The disclosure was made by the US Ambassador to Nigeria, Her Excellency, Mary Beth Leonard during a courtesy visit to the Minister of Labour and Employment, Senator Chris Ngige, at the ministry’s headquarters, Abuja.
Nairametrics had reported when the US added six more countries to its travel ban list. They are Nigeria, Eritrea, Sudan, Tanzania, Kyrgyzstan and Myanmar.
Speaking on misconceptions surrounding the ban, Mrs Leonard said that the immigration policy does not affect people currently resident in the US. She said it does not cancel anyone’s status.
“I think I need to clarify something for you here. The immigrant visa ban does not affect people who are currently resident in the US. It does not cancel the status of anyone currently in the US.
“What Secretary Pompey said was something that was meant to be temporary. And it is about problems with information sharing, which are investigable, achievable and resolvable. We look forward to Nigeria in a very short while being able to meet those information-sharing goals so that the decision can be reviewed. Students’ visas are not affected by the current visa ban.”
While speaking further, the ambassador said Nigerians are known for their industriousness and so there was a need for them to make use of their skills and formalize it to enhance employment and diversify the economy. She said this would also make them not be seen as illegal immigrants when they go abroad to work.
To this end, Ngige responded that the issue was being looked into by the current administration.
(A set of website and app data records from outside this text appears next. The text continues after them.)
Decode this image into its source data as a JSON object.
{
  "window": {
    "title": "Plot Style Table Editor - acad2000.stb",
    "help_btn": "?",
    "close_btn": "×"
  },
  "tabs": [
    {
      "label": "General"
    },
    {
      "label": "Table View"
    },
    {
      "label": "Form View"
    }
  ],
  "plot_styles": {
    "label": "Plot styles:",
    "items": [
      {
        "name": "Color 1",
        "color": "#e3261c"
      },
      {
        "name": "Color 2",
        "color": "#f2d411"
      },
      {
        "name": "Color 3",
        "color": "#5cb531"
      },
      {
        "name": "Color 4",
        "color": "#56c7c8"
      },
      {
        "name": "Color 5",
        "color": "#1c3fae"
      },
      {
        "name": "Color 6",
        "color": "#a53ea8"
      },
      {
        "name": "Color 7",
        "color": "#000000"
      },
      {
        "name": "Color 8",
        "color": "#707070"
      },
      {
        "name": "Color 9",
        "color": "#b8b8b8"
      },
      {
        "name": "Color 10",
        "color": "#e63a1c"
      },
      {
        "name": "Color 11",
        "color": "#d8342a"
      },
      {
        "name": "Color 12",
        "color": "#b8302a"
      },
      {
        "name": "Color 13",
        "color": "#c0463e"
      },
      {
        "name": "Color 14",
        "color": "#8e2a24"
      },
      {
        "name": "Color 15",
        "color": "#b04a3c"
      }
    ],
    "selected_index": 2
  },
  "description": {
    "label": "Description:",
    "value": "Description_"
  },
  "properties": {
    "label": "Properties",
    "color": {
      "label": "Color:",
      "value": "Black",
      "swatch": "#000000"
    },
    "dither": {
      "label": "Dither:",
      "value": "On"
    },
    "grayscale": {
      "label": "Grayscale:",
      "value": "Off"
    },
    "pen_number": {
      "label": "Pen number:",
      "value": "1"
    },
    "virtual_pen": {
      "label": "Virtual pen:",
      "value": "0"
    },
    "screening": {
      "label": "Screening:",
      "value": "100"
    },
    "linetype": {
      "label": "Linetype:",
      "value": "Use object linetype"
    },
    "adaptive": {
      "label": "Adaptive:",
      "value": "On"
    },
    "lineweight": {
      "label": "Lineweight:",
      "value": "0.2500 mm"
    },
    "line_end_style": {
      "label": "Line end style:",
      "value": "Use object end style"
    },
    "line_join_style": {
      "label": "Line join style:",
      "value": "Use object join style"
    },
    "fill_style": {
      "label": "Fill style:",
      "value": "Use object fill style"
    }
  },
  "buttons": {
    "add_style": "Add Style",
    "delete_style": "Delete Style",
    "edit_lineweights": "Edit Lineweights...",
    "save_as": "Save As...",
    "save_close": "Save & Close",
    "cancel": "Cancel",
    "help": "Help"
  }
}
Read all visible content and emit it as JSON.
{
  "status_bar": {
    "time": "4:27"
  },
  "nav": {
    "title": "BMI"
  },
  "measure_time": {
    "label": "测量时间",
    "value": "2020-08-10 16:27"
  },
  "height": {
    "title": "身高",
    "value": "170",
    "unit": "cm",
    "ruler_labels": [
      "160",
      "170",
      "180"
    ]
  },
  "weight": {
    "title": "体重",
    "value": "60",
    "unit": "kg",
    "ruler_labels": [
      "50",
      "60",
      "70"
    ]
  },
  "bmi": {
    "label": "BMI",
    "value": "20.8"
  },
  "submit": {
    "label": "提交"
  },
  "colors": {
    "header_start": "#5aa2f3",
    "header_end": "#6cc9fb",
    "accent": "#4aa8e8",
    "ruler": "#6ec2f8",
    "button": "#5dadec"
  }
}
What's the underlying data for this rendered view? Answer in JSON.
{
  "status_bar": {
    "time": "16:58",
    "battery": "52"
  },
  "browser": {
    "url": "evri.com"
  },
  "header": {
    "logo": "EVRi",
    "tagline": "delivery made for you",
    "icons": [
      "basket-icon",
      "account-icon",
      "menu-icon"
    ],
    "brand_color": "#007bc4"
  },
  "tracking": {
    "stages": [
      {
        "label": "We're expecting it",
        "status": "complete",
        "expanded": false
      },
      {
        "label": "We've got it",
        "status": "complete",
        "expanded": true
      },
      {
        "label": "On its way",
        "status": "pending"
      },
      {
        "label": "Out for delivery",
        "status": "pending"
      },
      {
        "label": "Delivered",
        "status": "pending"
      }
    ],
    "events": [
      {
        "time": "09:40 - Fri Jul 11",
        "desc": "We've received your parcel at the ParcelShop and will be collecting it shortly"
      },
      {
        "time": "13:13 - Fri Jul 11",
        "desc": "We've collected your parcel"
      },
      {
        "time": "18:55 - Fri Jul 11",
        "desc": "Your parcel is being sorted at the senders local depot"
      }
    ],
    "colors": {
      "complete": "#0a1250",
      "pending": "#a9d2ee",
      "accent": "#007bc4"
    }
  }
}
According to him, a total of 14,000 labour inspections had been done, out of which about 3,900 child labour defaulters were detected and empowered economically.
“I am happy you raised it, we talk to you on what we are doing about it. We are trying to make Nigerians have their skills so that we can even export those skills, so they will be formalized when they go out, they will not be illegal immigrants.
“We want to go out as formalized persons, whether they are carpenters, electricians, welders. So, we have our schools here. We have skills acquisition centres and we are upgrading all of them so that the certificates that come out of our skills departments will be generally accepted. So we want to Internationalize it. We are upgrading so that they can even become entrepreneurs,” Ngige said, as reported by Vanguard.